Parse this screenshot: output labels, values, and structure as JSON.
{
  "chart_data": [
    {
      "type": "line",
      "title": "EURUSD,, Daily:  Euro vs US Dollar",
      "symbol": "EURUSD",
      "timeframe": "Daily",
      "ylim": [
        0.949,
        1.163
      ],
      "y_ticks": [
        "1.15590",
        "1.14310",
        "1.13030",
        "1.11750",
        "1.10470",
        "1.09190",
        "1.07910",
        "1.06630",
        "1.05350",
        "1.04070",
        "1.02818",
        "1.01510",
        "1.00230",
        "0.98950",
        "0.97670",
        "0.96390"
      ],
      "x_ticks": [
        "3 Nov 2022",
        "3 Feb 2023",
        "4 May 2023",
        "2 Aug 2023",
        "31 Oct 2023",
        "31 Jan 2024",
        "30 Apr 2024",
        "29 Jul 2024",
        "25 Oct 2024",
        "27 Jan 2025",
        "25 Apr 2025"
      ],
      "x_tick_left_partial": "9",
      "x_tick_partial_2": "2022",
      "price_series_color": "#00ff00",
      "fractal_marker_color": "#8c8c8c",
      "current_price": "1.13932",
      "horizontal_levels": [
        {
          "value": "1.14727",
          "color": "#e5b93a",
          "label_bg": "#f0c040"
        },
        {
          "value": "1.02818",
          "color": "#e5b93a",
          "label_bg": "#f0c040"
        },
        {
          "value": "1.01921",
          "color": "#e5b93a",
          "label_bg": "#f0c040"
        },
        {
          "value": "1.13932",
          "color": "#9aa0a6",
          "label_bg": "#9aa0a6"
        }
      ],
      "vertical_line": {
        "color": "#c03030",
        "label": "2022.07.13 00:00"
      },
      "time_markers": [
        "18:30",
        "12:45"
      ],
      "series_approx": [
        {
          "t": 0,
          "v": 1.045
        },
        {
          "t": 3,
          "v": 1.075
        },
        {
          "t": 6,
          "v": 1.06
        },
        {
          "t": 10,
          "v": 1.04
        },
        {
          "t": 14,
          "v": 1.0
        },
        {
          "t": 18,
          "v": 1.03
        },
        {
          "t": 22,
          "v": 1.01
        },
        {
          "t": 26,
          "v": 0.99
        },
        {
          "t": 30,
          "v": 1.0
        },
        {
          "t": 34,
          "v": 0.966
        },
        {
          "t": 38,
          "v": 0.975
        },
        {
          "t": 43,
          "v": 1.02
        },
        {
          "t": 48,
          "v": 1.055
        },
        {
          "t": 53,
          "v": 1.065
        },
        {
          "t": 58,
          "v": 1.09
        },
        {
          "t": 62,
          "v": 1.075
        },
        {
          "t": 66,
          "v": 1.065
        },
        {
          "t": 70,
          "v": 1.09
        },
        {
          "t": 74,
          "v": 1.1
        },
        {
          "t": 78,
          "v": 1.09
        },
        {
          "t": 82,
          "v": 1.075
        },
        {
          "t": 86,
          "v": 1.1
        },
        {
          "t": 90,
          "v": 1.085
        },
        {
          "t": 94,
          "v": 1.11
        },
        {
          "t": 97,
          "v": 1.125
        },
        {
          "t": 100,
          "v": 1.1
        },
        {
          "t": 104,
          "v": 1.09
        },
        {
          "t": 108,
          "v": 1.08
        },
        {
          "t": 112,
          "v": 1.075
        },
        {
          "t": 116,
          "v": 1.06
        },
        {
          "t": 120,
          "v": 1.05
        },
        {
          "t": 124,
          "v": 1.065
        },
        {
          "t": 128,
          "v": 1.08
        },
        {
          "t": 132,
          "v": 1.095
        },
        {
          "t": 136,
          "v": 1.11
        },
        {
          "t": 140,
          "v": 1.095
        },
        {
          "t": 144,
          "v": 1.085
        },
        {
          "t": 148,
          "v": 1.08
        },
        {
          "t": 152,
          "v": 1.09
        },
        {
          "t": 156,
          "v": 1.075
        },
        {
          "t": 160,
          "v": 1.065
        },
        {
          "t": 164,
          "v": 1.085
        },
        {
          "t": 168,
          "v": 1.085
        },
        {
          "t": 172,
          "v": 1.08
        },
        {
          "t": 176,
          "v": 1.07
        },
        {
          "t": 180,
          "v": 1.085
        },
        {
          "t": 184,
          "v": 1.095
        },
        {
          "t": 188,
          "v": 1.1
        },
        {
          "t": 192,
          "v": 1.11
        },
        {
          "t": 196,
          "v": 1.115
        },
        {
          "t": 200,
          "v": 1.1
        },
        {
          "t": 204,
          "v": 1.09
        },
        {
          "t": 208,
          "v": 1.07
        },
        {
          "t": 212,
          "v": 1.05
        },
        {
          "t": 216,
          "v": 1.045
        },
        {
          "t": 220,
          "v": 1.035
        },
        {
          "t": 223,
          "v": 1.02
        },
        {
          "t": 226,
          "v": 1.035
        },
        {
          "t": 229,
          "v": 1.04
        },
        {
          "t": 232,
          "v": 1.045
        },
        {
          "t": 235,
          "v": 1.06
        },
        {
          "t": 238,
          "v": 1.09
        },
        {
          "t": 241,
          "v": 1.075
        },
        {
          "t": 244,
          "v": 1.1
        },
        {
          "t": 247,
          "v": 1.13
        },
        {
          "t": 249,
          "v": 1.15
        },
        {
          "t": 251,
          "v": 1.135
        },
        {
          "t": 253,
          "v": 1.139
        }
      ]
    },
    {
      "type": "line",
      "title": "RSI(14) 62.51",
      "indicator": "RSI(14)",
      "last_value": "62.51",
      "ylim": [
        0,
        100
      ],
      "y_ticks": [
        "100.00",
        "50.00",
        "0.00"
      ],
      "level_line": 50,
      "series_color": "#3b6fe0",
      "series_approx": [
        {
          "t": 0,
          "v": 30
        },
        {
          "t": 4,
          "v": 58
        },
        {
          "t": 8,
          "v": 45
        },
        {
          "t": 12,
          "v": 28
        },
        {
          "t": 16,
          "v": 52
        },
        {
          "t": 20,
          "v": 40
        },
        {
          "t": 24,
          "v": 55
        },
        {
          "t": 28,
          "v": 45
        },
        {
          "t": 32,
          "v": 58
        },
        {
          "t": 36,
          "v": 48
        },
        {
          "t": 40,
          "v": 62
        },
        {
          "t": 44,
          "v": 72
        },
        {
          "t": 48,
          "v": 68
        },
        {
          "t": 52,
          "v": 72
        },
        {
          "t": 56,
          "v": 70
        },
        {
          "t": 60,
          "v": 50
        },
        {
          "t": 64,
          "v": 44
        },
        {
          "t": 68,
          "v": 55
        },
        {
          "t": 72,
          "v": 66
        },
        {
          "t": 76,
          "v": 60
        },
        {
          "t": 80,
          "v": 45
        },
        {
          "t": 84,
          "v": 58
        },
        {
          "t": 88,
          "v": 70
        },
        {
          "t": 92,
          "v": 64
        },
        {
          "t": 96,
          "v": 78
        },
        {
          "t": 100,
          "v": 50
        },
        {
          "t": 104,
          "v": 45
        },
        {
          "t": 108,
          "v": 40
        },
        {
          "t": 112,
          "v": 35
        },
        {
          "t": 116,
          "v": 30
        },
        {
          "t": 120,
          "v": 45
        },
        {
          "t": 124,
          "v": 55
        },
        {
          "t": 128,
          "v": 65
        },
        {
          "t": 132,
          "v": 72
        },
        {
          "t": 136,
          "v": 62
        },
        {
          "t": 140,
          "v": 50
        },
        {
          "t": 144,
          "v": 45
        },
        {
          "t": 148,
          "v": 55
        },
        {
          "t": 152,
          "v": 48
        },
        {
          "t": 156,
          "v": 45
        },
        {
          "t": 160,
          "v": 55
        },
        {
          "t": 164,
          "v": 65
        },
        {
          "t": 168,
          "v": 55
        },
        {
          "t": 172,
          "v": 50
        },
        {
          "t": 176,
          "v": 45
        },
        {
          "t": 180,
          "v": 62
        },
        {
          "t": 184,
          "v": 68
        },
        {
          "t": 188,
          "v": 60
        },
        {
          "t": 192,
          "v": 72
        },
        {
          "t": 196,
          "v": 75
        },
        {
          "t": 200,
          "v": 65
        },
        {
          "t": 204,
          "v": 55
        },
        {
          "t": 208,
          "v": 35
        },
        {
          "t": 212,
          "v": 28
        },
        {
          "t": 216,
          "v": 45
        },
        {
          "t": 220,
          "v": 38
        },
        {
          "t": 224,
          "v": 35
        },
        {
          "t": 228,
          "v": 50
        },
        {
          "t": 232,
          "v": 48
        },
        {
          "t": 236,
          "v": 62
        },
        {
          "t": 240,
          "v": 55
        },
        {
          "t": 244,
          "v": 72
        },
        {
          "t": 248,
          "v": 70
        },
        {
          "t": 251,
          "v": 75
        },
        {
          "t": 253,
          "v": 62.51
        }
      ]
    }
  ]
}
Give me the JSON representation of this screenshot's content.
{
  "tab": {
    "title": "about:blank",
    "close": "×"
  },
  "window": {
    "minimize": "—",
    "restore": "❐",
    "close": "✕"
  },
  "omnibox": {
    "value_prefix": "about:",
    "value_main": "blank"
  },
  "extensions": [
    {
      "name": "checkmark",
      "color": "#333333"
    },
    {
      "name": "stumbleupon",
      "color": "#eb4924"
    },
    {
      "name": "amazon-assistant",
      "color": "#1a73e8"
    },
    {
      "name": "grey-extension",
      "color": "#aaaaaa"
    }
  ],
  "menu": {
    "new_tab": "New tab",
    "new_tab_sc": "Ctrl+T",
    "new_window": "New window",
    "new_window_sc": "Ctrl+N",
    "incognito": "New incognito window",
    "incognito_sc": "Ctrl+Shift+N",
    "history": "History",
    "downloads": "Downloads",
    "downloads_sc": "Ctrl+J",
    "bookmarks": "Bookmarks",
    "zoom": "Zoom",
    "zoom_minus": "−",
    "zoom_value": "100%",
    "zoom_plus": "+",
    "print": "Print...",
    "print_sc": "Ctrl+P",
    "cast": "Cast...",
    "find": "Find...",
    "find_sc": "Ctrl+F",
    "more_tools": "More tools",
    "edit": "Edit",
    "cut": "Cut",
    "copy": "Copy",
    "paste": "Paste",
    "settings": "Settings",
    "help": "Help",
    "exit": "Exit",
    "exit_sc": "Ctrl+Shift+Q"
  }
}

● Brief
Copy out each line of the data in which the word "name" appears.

● Exercise response
      "name": "checkmark",
      "name": "stumbleupon",
      "name": "amazon-assistant",
      "name": "grey-extension",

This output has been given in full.